War can reshape the medium of television. The First Gulf War was a landmark moment in broadcasting: CNN had reporters in Baghdad when the first bombs fell, no one else did, America was riveted and the concept of 24-hour news (accompanied by thousands of graphics) suddenly took off. And now, just as a third conflict kicks off in Iraq, we have a new television insurgent: Vice News, which is shaking up war reporting with its extraordinary coverage of the jihadis tearing up Syria and Iraq. The idea of watching television made by a magazine seems bizarre — or, at least, it did this time last month. Vice started life as a provocative publication. It was dubbed the ‘hipster’s bible’, but underneath all the snark, Vice had big plans. Funding began to drip in, and, before long, it started to flood. Last year Rupert Murdoch’s 21st Century Fox poured $70 million into Vice Media, aiming to make it a global news brand — producing television for a generation that doesn’t watch television in the traditional way.
The result is Vice News’s astonishing internet footage of life behind enemy lines. The Vice reporter Medyan Dairieh was embedded with Isis as it took control of the city of Raqqa in Syria. This unprecedented access has been broadcast online as a five-part mini-series over the past week, ten minutes each, leaving the rest of the West’s media clambering to catch up. The BBC admitted defeat, and broadcast Vice’s immersive footage on Newsnight, while the Daily Mail interviewed Dairieh. A safer option, they must have sensed, than sending one of their own reporters out to join the jihadis. With scoop after scoop, Vice is making other television reports from the Middle East and Ukraine look hackneyed. Its videos may fail every rule in the BBC impartiality book, but they are brilliantly edited and, often, utterly compelling. Vice News has found young, fearless foreign correspondents to serve a youthful audience who are bored stiff by traditional outlets but are quite prepared to watch videos on their mobile phones.

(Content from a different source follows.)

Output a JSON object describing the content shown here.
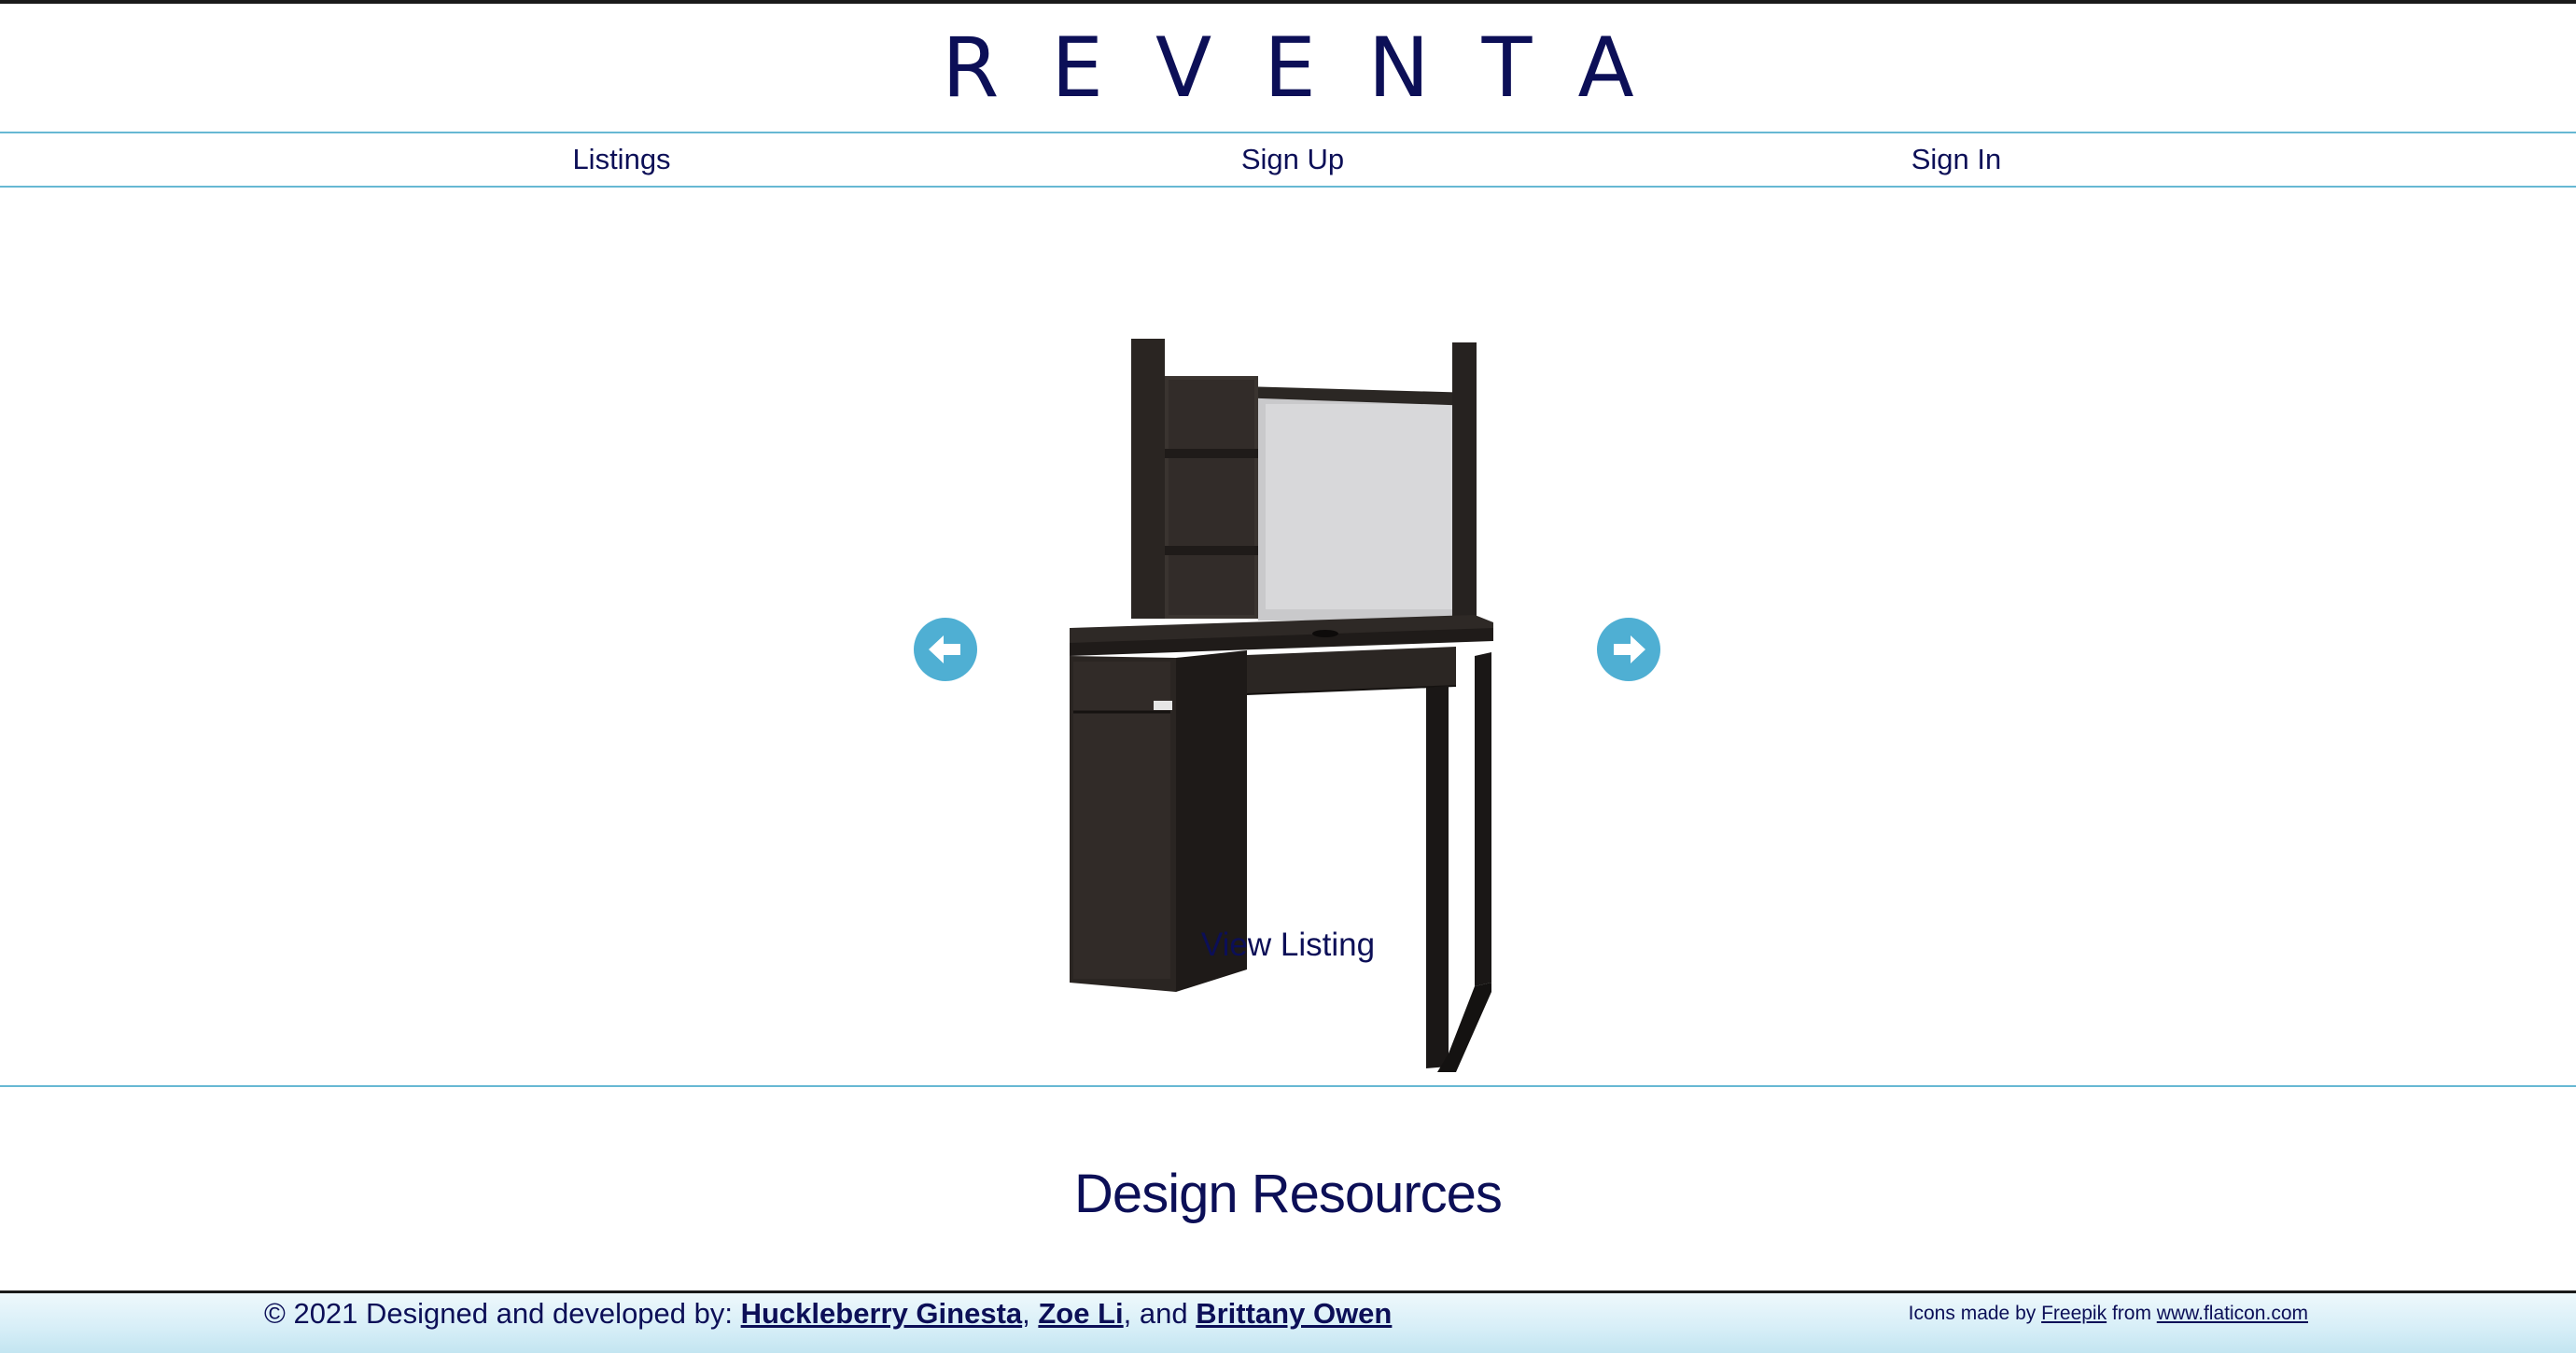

You get the sense that Dairieh’s film shows Isis in the way that they’d like to be portrayed. Crucifixions, kids brandishing Kalashnikovs, beheadings, joy-riding in tanks — the documentary veers between the terrifying and the absurd. Vice won’t say what restraints Isis imposed on them, but the experience of other journalists working in the caliphate suggests they would have been strict censors.
The Vice videos pump out Isis’s threatening messages. A jihadi is filmed saying that, if Turkey continues to hold water in the Euphrates river via the Atatürk Dam, Isis will ‘liberate Turkey’. Later, a Belgian jihadi prompts his son to shout that he wants to ‘kill infidels’. Abu Mosa, the Islamic State’s head of press, has a starring role. Balanced reporting this ain’t.
Still, Vice has gone where no other media company has managed: into the heart of the Islamic State. As a result, the two organisations have formed a bizarre symbiotic relationship. Both are youth-focused, both have global ambitions and both have a pioneering spirit. Even their black-and-white branding is similar. It is a delicious irony, though, that Isis should choose Murdoch-funded Vice News as its principal media partner. Vice’s oeuvre includes ‘The Vice Guide To Sex’ and a guide to the ‘all-alcohol diet’. Hardly Sharia-friendly stuff. Perhaps western news outlets all look the same from the dusty plains of the caliphate. Or maybe Isis aren’t nearly as clued up as we think they are. Either way, Vice News has produced the most compelling coverage of this new war so far.